I'm using IPython Qt Console and when I copy code FROM Ipython it comes out like that:

    class notathing(object):
        ...:     def __init__(self):
        ...:         pass

Is there any way to copy them without those leading triple dots and doublecolon?

P.S. I tried both Copy and Copy Raw Text in context menu and it's still the same. OS: Debian Linux 7.2 (KDE).

5 Answers 5


How about using %hist n to print line n (or a range of lines) without prompts (including line continuations), and doing your copy from that? (Simply scrolling back to that line is nearly as good).

In [1]: def foo():
   ...:     return 1+2

In [6]: %history 1
def foo():
    return 1+2
  • 3
    This is the way.
    – Raoul
    Nov 13, 2020 at 7:27
  • 1
    Magical! %hist without any argument will print everything
    – Nomios
    Feb 16, 2023 at 14:39

One of the cool features of ipython is session logging. If you enable it, the code you input in your session is logged to a file. It's very useful, I use it all the time.

To make things even niftier for me, I have a shell alias ipy_log_cat, which prints the entire file. You can do something like: ipy_log_cat | tail to get the most recent input lines. (this is also useful for greping session history, etc.). You can also save a few keyboard/mouse strokes by piping it into xclip!


This QTconsole copy regression has been fixed, see https://github.com/ipython/ipython/issues/3206 - I can confirm that the desired behavior is again present in the QtConsole in the Canopy 1.2 GUI and, I suspect, in the ipython egg installable by free users from the Enthought egg repo.

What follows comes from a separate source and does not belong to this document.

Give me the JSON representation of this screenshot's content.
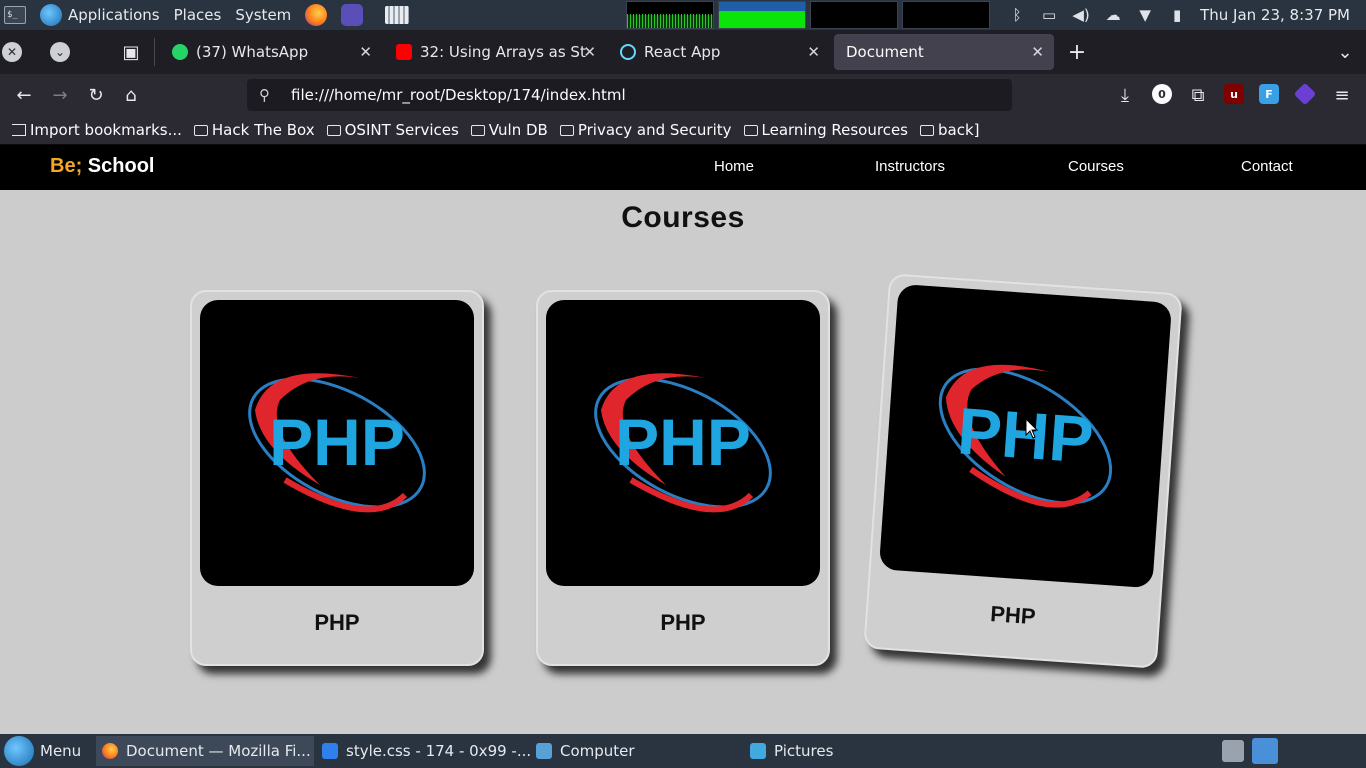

This may be too roundabout for you, but you could use the %save magic function to save the lines in question and then copy them from the save file.


I tend to keep an open gvim window for this kind of things. Paste your class definition as is and then do something like:


Your Answer

By clicking “Post Your Answer”, you agree to our terms of service and acknowledge you have read our privacy policy.

Not the answer you're looking for? Browse other questions tagged or ask your own question.